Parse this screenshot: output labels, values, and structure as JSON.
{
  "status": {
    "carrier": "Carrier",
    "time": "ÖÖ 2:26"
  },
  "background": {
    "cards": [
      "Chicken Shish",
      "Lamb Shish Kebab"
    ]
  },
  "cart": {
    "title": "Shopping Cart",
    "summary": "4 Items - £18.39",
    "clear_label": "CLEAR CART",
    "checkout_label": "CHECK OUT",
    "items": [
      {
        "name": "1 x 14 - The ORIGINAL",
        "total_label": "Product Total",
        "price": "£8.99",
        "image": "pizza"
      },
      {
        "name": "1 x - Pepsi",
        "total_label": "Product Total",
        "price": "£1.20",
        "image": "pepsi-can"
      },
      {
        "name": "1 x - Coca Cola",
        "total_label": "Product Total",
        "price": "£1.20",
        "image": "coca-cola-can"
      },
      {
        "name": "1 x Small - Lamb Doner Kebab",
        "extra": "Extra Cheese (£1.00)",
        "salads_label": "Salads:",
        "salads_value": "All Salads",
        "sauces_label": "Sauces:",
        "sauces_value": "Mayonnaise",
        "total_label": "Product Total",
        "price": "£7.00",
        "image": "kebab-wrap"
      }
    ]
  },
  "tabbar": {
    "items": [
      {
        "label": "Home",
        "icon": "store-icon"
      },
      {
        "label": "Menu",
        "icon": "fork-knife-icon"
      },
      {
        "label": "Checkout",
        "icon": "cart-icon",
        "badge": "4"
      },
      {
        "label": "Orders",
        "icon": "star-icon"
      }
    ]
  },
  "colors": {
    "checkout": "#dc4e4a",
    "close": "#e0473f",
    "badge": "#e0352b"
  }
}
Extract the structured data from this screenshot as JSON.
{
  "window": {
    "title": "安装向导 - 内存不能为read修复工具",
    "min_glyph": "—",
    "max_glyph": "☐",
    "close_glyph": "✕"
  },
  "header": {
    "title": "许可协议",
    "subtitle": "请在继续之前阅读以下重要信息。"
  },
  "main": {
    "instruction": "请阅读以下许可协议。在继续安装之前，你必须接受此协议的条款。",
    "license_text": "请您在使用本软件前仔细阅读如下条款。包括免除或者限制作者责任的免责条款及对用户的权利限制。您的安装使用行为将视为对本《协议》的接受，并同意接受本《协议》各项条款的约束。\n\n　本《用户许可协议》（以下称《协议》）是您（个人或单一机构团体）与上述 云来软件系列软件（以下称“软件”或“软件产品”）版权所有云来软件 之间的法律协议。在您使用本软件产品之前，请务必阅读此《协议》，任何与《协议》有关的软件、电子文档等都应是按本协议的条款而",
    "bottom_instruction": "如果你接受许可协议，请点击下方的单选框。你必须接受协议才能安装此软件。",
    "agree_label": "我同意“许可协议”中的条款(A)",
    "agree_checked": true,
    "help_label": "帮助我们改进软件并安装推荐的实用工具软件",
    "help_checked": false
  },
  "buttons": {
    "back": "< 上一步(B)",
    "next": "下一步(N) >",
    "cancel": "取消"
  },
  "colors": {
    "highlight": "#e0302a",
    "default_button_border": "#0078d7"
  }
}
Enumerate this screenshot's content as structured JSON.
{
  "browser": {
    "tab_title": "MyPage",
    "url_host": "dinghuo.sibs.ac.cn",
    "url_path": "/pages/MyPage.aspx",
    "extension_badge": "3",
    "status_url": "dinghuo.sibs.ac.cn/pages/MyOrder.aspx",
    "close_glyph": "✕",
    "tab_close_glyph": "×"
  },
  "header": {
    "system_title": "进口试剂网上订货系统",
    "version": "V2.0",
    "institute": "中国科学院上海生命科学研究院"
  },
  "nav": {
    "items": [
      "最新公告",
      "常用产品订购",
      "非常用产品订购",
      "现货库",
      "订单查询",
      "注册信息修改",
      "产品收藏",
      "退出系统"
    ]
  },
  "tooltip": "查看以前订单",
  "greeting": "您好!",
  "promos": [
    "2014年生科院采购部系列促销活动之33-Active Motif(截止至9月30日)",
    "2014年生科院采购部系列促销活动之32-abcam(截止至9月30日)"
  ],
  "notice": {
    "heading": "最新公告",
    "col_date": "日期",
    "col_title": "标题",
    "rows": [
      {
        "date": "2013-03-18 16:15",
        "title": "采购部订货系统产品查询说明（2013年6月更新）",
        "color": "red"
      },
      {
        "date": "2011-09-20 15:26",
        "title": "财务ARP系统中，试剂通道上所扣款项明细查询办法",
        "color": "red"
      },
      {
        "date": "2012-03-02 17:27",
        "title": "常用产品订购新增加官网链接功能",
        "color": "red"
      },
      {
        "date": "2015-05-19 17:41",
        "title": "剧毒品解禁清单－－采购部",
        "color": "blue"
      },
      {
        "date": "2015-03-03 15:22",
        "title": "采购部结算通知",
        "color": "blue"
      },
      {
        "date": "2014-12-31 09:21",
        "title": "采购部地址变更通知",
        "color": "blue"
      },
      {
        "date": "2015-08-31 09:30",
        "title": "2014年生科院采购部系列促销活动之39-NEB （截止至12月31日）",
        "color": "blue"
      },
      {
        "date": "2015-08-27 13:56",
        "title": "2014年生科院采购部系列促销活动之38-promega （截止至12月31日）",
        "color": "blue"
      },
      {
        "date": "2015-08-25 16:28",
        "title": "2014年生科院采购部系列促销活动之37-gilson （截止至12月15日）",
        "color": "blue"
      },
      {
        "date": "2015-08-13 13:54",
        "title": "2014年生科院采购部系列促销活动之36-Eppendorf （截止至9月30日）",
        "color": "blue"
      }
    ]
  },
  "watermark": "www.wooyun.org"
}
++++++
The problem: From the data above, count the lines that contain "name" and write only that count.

Solution to this exercise: 4